This is a technique for providing accurate overlay patterns by adjustin the field deflection of an E-beam system to match the field distortion of any optical system.

A scanning E-beam system is utilized as a tool for manufacturing semiconductor devices by writing patterns to overlay other patterns which were written previously by other E-beam systems or light optical means. The accuracy with which patterns can overlay other patterns is determined not only by the E- beam deflection accuracy, but also by the distortion of patterns to be overlayed as they have been introduced by the optical systems. When patterns are written by light optical systems, i.e., projecting patterns from masks to wafers, the exposed pattern will suffer from field distortion imposed by lens distortion, etc.
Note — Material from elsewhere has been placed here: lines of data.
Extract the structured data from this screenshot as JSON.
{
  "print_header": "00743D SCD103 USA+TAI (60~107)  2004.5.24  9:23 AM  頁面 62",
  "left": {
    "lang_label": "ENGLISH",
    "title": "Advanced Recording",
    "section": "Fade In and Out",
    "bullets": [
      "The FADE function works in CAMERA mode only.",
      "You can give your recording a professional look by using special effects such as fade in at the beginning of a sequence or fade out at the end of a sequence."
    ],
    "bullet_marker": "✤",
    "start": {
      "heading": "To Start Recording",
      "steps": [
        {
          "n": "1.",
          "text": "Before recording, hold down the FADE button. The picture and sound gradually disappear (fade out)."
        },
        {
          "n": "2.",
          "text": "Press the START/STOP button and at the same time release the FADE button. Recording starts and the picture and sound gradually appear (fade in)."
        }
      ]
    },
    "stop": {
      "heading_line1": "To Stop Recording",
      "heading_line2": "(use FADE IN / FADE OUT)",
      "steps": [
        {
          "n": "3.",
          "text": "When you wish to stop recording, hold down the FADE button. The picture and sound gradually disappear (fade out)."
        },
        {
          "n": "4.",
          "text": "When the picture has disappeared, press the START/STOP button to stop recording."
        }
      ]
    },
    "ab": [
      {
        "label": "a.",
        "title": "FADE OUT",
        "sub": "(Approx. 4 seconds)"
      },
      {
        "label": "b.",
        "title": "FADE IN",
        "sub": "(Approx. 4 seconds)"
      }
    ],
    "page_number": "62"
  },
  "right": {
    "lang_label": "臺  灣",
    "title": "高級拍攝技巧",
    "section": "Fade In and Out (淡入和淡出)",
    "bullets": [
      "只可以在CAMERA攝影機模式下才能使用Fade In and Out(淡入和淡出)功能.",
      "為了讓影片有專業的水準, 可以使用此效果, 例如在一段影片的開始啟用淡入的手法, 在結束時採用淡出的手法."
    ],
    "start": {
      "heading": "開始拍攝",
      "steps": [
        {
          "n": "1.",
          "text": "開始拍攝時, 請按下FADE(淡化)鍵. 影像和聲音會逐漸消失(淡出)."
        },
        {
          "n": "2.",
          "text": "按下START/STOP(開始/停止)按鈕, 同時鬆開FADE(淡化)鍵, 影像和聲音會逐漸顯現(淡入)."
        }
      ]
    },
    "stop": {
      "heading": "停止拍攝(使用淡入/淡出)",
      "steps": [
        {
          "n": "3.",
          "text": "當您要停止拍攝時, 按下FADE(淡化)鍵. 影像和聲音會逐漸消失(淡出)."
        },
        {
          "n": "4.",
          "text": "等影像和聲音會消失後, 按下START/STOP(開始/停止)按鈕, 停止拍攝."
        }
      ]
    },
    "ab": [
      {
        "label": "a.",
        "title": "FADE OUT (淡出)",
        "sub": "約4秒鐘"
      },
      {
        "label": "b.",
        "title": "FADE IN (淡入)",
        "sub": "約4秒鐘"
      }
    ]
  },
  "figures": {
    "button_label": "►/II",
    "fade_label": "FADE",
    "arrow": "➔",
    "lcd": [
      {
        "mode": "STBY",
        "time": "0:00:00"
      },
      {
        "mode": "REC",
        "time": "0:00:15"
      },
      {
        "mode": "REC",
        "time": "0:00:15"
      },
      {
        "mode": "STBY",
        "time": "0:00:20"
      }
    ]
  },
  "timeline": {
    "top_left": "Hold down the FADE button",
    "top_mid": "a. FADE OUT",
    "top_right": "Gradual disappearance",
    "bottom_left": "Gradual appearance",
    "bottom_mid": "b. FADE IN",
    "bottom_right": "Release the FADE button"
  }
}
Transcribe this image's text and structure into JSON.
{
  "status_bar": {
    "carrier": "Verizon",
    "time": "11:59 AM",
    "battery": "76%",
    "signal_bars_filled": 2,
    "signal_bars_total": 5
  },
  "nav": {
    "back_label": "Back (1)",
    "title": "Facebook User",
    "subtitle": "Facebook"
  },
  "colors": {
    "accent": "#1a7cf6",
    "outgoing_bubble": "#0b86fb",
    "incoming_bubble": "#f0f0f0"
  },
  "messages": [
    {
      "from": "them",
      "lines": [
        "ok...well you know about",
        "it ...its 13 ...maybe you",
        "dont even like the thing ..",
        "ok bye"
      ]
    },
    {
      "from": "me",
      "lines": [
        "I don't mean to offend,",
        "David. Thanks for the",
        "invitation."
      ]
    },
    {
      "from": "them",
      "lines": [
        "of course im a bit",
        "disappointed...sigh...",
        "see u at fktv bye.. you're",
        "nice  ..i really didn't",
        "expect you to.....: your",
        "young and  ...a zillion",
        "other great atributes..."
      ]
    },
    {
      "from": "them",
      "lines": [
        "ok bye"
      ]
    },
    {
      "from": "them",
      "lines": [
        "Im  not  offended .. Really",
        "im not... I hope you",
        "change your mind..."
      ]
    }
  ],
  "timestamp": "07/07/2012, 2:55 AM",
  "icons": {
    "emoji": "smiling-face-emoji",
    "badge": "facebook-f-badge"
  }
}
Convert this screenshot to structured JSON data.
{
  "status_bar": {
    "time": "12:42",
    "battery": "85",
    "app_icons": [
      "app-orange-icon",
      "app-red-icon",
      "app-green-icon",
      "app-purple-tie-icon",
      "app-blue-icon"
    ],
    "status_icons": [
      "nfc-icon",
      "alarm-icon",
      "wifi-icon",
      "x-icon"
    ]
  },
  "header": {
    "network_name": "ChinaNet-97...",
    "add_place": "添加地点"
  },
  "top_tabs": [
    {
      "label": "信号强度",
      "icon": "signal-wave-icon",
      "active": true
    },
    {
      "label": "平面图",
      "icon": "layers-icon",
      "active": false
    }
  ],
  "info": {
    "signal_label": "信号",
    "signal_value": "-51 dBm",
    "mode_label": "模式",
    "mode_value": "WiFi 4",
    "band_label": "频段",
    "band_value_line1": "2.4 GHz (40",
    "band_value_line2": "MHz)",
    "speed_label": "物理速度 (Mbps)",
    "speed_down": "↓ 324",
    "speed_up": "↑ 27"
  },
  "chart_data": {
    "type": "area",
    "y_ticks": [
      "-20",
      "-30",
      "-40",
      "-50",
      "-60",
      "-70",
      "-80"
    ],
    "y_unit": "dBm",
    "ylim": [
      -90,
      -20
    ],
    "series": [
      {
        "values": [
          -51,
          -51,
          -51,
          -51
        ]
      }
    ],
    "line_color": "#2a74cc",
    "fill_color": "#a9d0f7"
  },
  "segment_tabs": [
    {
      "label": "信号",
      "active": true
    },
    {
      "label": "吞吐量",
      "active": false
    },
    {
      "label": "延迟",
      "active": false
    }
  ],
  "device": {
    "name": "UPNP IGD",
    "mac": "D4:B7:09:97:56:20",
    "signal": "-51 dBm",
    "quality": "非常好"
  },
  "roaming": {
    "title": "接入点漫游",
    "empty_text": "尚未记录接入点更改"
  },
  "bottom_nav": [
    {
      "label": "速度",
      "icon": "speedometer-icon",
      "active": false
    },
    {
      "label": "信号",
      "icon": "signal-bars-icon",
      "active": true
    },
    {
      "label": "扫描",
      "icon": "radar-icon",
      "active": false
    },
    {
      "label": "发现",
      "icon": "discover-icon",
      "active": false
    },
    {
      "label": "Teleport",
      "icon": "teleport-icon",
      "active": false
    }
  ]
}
One method is to calibrate the E-beam deflection to a calibration grid made by the optical system to be compensated. Another method is to correlate the measured E-beam deflection errors to a deflection similar to the distorted optical field and generate corrections based on the difference.

The E-beam distortion is measured by scanning a calibration grid made of holes in gold over silicon. Having previously characterized the grid so that the relative position of the holes are known precisely, the true position of the beam within the field is determined. Since the optical field distortion is basically a static phenomena, it can be measured and determined. This distortion may be represented as beam position shifts at every measurement point within the deflection field of the E-beam system. These beam position shifts, due to optical distortion, are then added to the characteristics of the reference target. The result is a virtual reference target whose characteristics are the same as the optical system distortion.

The...